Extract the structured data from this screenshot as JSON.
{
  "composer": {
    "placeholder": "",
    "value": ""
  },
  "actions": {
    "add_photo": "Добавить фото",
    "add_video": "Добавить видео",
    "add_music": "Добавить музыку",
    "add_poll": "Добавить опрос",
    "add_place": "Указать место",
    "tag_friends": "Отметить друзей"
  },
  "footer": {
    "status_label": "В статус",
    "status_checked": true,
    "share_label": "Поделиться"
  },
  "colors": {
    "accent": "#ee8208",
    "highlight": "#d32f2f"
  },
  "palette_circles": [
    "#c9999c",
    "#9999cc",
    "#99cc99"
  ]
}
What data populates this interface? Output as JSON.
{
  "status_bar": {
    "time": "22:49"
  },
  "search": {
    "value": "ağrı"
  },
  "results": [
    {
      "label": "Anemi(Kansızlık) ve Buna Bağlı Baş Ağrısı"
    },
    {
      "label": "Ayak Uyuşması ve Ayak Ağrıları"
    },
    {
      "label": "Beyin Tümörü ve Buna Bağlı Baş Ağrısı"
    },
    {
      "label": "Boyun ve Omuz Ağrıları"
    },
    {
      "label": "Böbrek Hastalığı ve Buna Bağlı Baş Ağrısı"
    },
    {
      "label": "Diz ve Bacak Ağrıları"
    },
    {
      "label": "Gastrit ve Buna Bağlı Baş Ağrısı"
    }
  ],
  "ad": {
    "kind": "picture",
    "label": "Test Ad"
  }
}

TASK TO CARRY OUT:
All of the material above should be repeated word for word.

RESULT BELOW:
Extract the structured data from this screenshot as JSON.
{
  "composer": {
    "placeholder": "",
    "value": ""
  },
  "actions": {
    "add_photo": "Добавить фото",
    "add_video": "Добавить видео",
    "add_music": "Добавить музыку",
    "add_poll": "Добавить опрос",
    "add_place": "Указать место",
    "tag_friends": "Отметить друзей"
  },
  "footer": {
    "status_label": "В статус",
    "status_checked": true,
    "share_label": "Поделиться"
  },
  "colors": {
    "accent": "#ee8208",
    "highlight": "#d32f2f"
  },
  "palette_circles": [
    "#c9999c",
    "#9999cc",
    "#99cc99"
  ]
}
What data populates this interface? Output as JSON.
{
  "status_bar": {
    "time": "22:49"
  },
  "search": {
    "value": "ağrı"
  },
  "results": [
    {
      "label": "Anemi(Kansızlık) ve Buna Bağlı Baş Ağrısı"
    },
    {
      "label": "Ayak Uyuşması ve Ayak Ağrıları"
    },
    {
      "label": "Beyin Tümörü ve Buna Bağlı Baş Ağrısı"
    },
    {
      "label": "Boyun ve Omuz Ağrıları"
    },
    {
      "label": "Böbrek Hastalığı ve Buna Bağlı Baş Ağrısı"
    },
    {
      "label": "Diz ve Bacak Ağrıları"
    },
    {
      "label": "Gastrit ve Buna Bağlı Baş Ağrısı"
    }
  ],
  "ad": {
    "kind": "picture",
    "label": "Test Ad"
  }
}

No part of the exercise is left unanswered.